Your new does should be months old and try to have a couple experienced kidders in your new herd. Avoid older does that have never kidded, since they may be infertile. Avoid buying pregnant does within 30 days of their due date, or 30 days after kidding, because she and the kids have lowered immunity during that time and should not be relocated.
Ask the following questions, and avoid sellers or breeders who can't answer them thoroughly:. While the does may be cross-bred when you buy them, the bucks should not be. You risk having the kids take after the non-Boer grandparent and lose desirable characteristics.
https://medscope.world/wp-includes/4515-logiciel-espion-pour.php Furthermore, the qualities of your buck will influence your entire herd for generations to come and is an important investment in the future of your farm. All full-blooded Boer goats are registerable. Even a half-blood Boer is registerable if the sire was a full-blood. If a breeder can't or won't produce registration papers, that is cause for concern. If the buck is too young to be registered, ask for the registration for his parents. If you are raising Boers for meat, it may not be worth paying extra for prestigious bloodlines.

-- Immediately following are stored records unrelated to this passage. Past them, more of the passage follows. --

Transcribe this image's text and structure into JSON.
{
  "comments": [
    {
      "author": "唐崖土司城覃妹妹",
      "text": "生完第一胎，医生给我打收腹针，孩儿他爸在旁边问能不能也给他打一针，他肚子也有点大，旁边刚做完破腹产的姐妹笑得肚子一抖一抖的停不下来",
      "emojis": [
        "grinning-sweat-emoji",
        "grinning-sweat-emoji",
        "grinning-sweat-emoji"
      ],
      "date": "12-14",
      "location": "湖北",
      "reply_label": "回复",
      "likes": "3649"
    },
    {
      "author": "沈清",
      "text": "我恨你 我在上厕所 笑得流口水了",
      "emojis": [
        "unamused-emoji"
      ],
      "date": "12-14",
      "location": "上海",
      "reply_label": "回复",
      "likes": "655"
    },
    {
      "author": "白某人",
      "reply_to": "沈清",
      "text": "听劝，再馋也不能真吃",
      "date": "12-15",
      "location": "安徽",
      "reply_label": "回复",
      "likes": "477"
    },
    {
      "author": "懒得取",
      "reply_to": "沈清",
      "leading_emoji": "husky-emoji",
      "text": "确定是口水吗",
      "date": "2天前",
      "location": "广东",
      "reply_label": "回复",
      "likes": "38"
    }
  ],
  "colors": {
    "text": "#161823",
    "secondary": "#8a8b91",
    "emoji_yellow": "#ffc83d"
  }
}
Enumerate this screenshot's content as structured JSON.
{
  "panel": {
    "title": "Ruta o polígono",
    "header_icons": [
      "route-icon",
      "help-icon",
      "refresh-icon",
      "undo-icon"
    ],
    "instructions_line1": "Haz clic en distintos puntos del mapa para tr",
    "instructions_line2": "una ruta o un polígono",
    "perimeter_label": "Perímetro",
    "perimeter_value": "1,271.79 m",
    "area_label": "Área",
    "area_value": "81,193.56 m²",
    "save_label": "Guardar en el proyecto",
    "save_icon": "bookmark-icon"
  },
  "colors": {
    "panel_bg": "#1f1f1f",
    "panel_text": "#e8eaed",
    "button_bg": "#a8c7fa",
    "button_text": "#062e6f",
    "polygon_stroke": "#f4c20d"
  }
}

If you are planning on becoming a breeder, bloodlines are less important. Again, if your Boer buck will be part of a meat farm, coloring is not too great a concern. He should have a broad chest, long loin, and deep muscle. An older, proven buck is a great way to ensure return on your investment.